Rubio cash deets - Miami Herald: “In all, [Sen. Marco Rubio, R-Fla.,] spent $2.3 million and raised about $12.9 million -- about $2 million of that from donors who gave $200 or less -- counting $3.2 million from his Senate re-election campaign that transferred over. He had to refund more than $821,000 to individuals and other PACs who had maxed out to his Senate account.”

[Watch the highlights of Rubio’s town hall with veterans in New Hampshire here.]

Mirror: “A [Scottish] farmer has come up with an unusual way of keeping pesky deer away from his turnips - by using a blow-up doll as a scarecrow. David Gray says the [$7.50] inflatable woman has proven more effective than traditional methods. The Joker, 50, said: ‘She has made a much better job of it than my last scarecrow, which was made from a carrier bag on the end of a stick.’ David explained that he was fed-up with wild deer coming into Glenhead Farm in Banton, near Kilsyth, north Lanarkshire, and destroying the crops. He wanted something that looked more like a real person to keep them away so he ordered the risqué doll on Amazon and drove her to the field on the back of his quad bike last week. As well as guarding the site, the doll – who is yet to be named – has caused a bit of a stir with locals in the village, reports the Daily Record. David said: “The reaction from people round here has been great “We have had loads of people stopping to look at her when they are going past.’”

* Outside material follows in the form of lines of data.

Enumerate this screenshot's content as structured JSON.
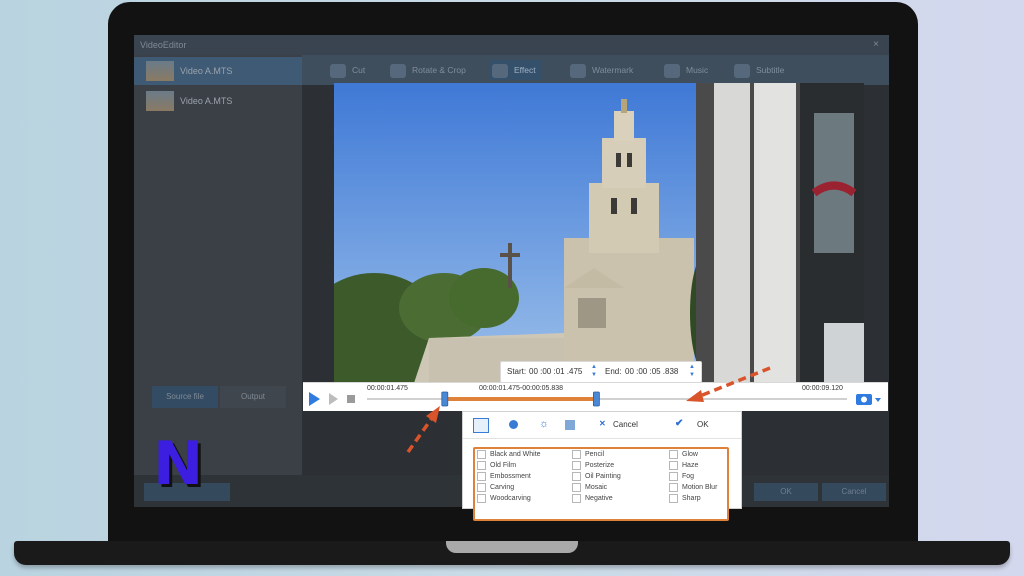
{
  "app": {
    "title": "VideoEditor",
    "close_glyph": "×"
  },
  "files": [
    {
      "name": "Video A.MTS"
    },
    {
      "name": "Video A.MTS"
    }
  ],
  "side_tabs": {
    "tab1": "Source file",
    "tab2": "Output"
  },
  "toolbar": {
    "items": [
      {
        "label": "Cut",
        "icon": "cut-icon"
      },
      {
        "label": "Rotate & Crop",
        "icon": "rotate-crop-icon"
      },
      {
        "label": "Effect",
        "icon": "effect-icon"
      },
      {
        "label": "Watermark",
        "icon": "watermark-icon"
      },
      {
        "label": "Music",
        "icon": "music-icon"
      },
      {
        "label": "Subtitle",
        "icon": "subtitle-icon"
      }
    ]
  },
  "bottom": {
    "export": "",
    "ok": "OK",
    "cancel": "Cancel"
  },
  "trim": {
    "start_label": "Start:",
    "start_value": "00 :00 :01 .475",
    "end_label": "End:",
    "end_value": "00 :00 :05 .838",
    "current_time": "00:00:01.475",
    "range_time": "00:00:01.475-00:00:05.838",
    "total_time": "00:00:09.120",
    "start_fraction": 0.162,
    "end_fraction": 0.478
  },
  "effects": {
    "cancel": "Cancel",
    "ok": "OK",
    "col1": [
      "Black and White",
      "Old Film",
      "Embossment",
      "Carving",
      "Woodcarving"
    ],
    "col2": [
      "Pencil",
      "Posterize",
      "Oil Painting",
      "Mosaic",
      "Negative"
    ],
    "col3": [
      "Glow",
      "Haze",
      "Fog",
      "Motion Blur",
      "Sharp"
    ]
  },
  "logo": {
    "letter": "N"
  },
  "colors": {
    "accent_orange": "#e0813a",
    "annotation_arrow": "#d9542b",
    "play_blue": "#2f7be0",
    "logo_fill": "#3b1ee0"
  }
}
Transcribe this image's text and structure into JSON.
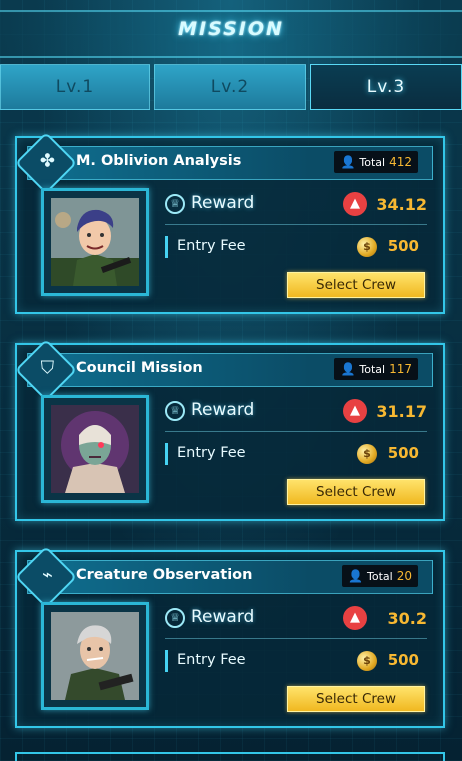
{
  "header": {
    "title": "MISSION"
  },
  "tabs": [
    {
      "label": "Lv.1",
      "active": false
    },
    {
      "label": "Lv.2",
      "active": false
    },
    {
      "label": "Lv.3",
      "active": true
    }
  ],
  "labels": {
    "reward": "Reward",
    "entry_fee": "Entry Fee",
    "total": "Total",
    "select_crew": "Select Crew"
  },
  "colors": {
    "accent": "#33c6e8",
    "value": "#f7b832",
    "button": "#f0b820",
    "avax": "#e84142"
  },
  "missions": [
    {
      "name": "M. Oblivion Analysis",
      "icon": "clover-icon",
      "total": "412",
      "reward": "34.12",
      "reward_currency_icon": "avax-icon",
      "entry_fee": "500",
      "fee_currency_icon": "coin-icon"
    },
    {
      "name": "Council Mission",
      "icon": "emblem-icon",
      "total": "117",
      "reward": "31.17",
      "reward_currency_icon": "avax-icon",
      "entry_fee": "500",
      "fee_currency_icon": "coin-icon"
    },
    {
      "name": "Creature Observation",
      "icon": "boot-icon",
      "total": "20",
      "reward": "30.2",
      "reward_currency_icon": "avax-icon",
      "entry_fee": "500",
      "fee_currency_icon": "coin-icon"
    }
  ]
}
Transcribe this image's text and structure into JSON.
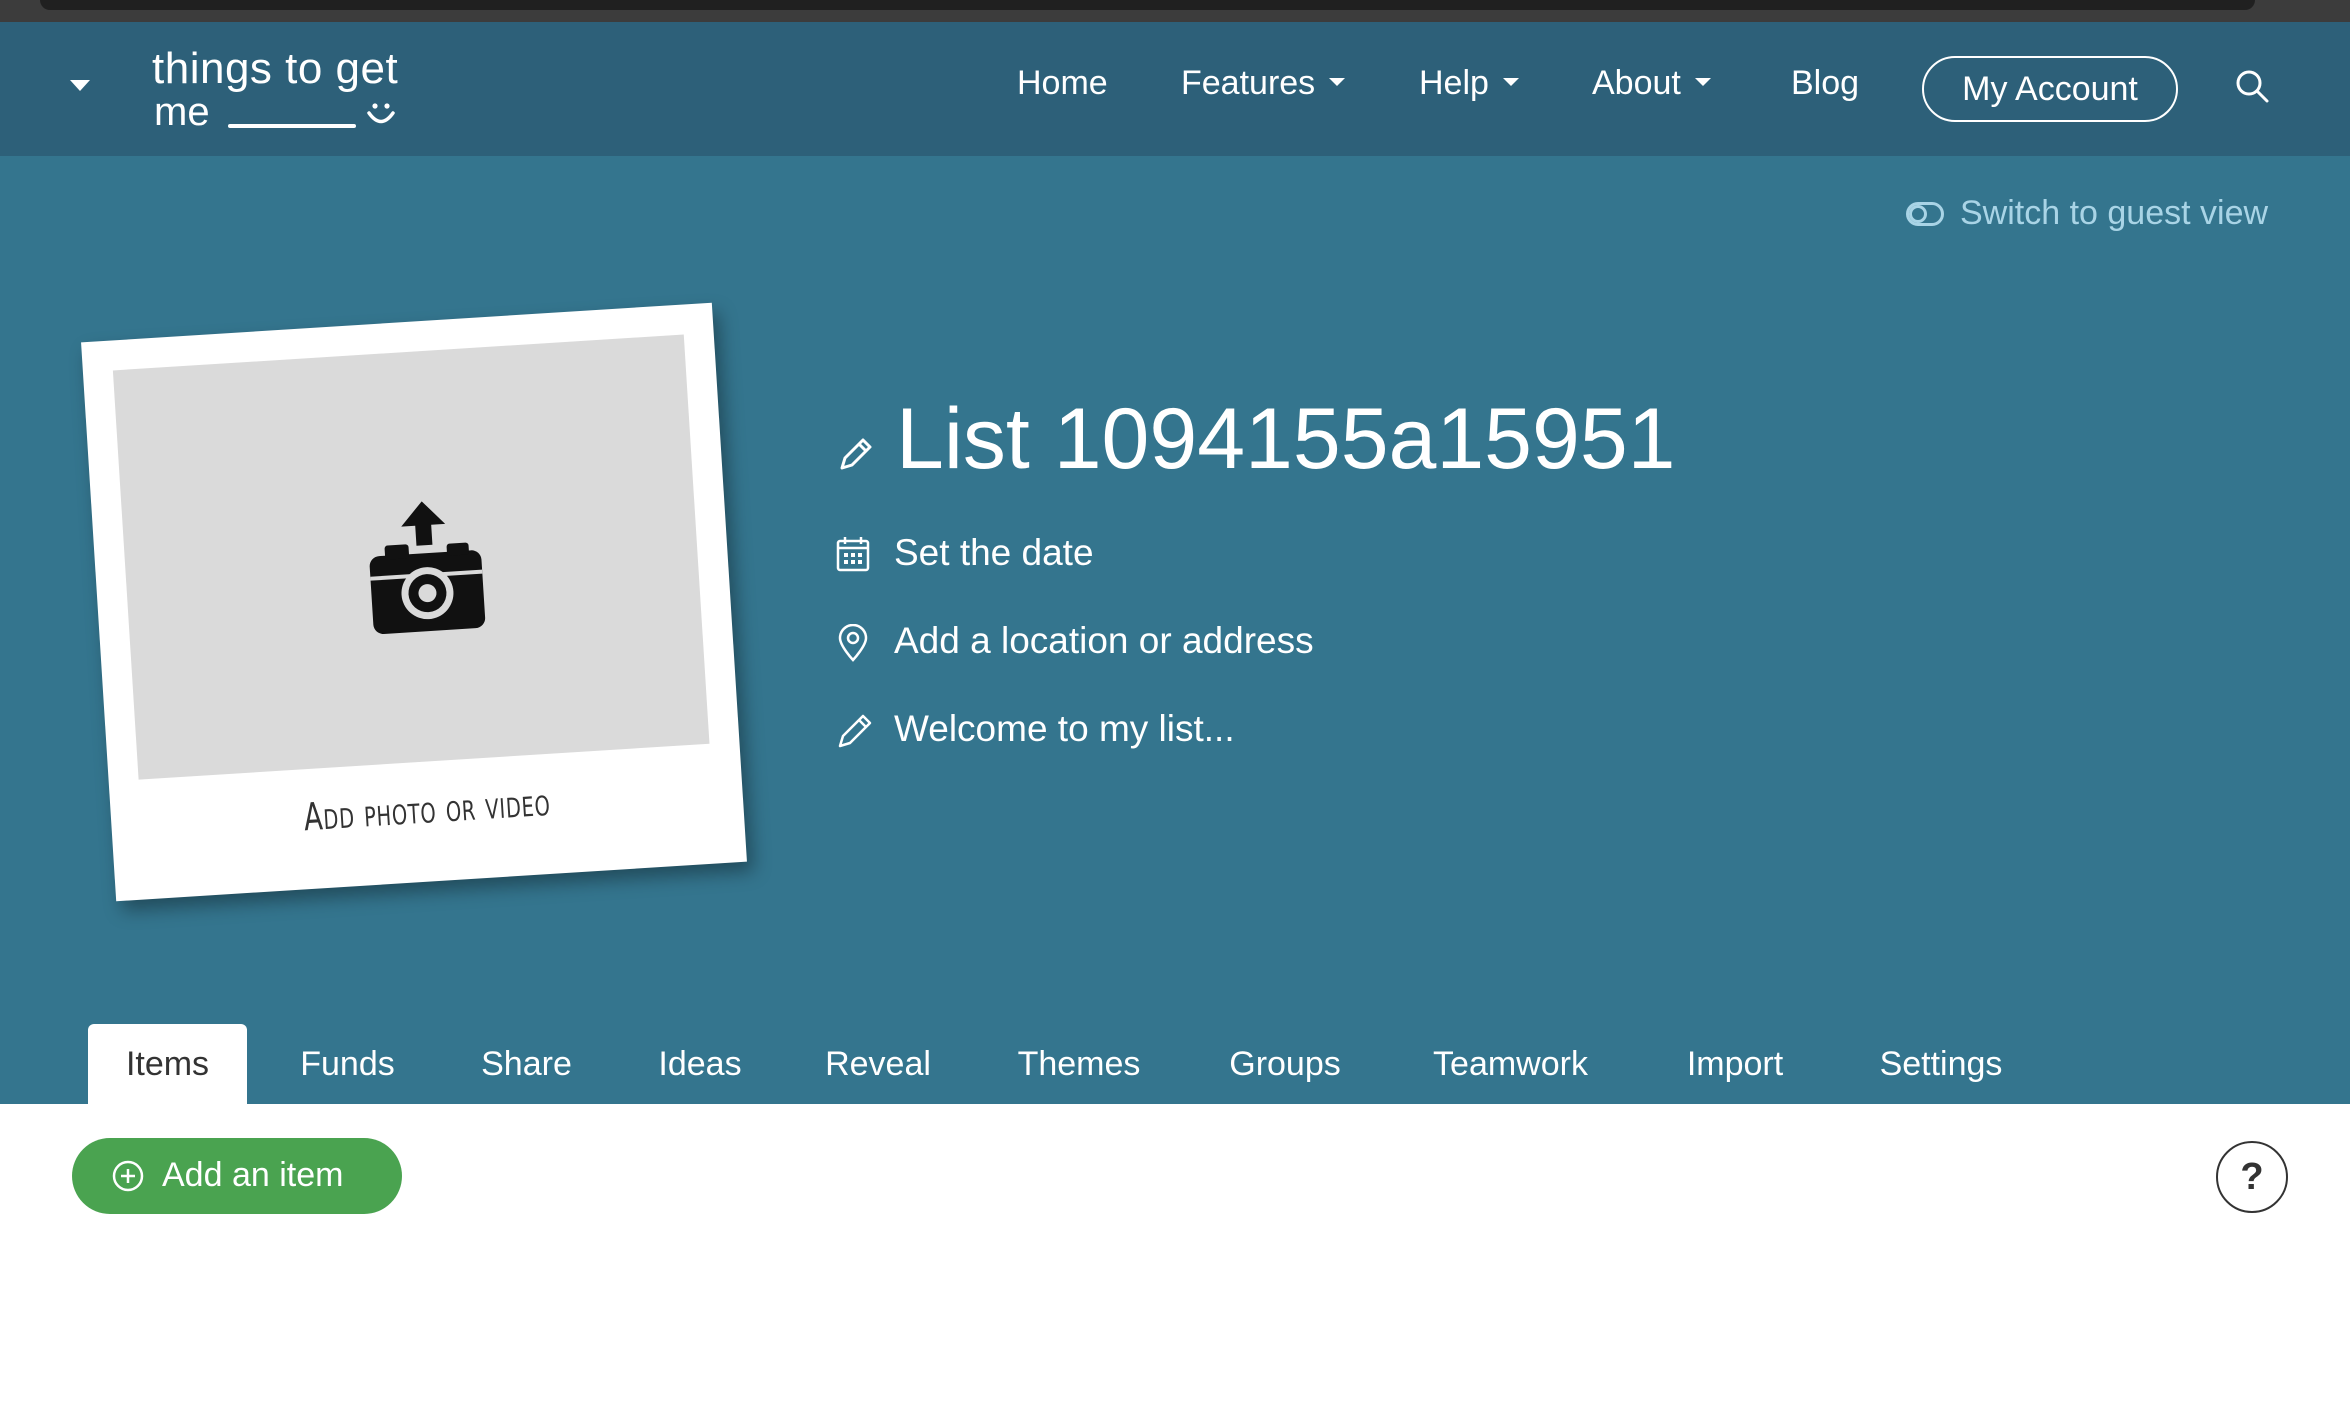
{
  "logo": {
    "line1": "things to get",
    "line2": "me"
  },
  "nav": {
    "items": [
      {
        "label": "Home"
      },
      {
        "label": "Features"
      },
      {
        "label": "Help"
      },
      {
        "label": "About"
      },
      {
        "label": "Blog"
      }
    ],
    "account_label": "My Account"
  },
  "hero": {
    "guest_view_label": "Switch to guest view",
    "photo_caption": "Add photo or video",
    "title": "List 1094155a15951",
    "date_label": "Set the date",
    "location_label": "Add a location or address",
    "welcome_label": "Welcome to my list..."
  },
  "tabs": [
    {
      "label": "Items",
      "active": true
    },
    {
      "label": "Funds"
    },
    {
      "label": "Share"
    },
    {
      "label": "Ideas"
    },
    {
      "label": "Reveal"
    },
    {
      "label": "Themes"
    },
    {
      "label": "Groups"
    },
    {
      "label": "Teamwork"
    },
    {
      "label": "Import"
    },
    {
      "label": "Settings"
    }
  ],
  "main": {
    "add_item_label": "Add an item",
    "help_label": "?"
  },
  "colors": {
    "navbar": "#2d6079",
    "hero": "#34758e",
    "accent_green": "#4aa350",
    "guest_view_text": "#a9d4e6"
  }
}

“We have no idea if the inspections are going to work…We have no idea what’s going to happen with the embargos but we know one thing. The sanctions are done. Iran is now free. They will not be re-imposed and that is a huge success for Iran.” – Charles Krauthammer on “Special Report with Bret Baier” Watch here.

Chris Stirewalt is digital politics editor for Fox News. Want FOX News First in your inbox every day? Sign up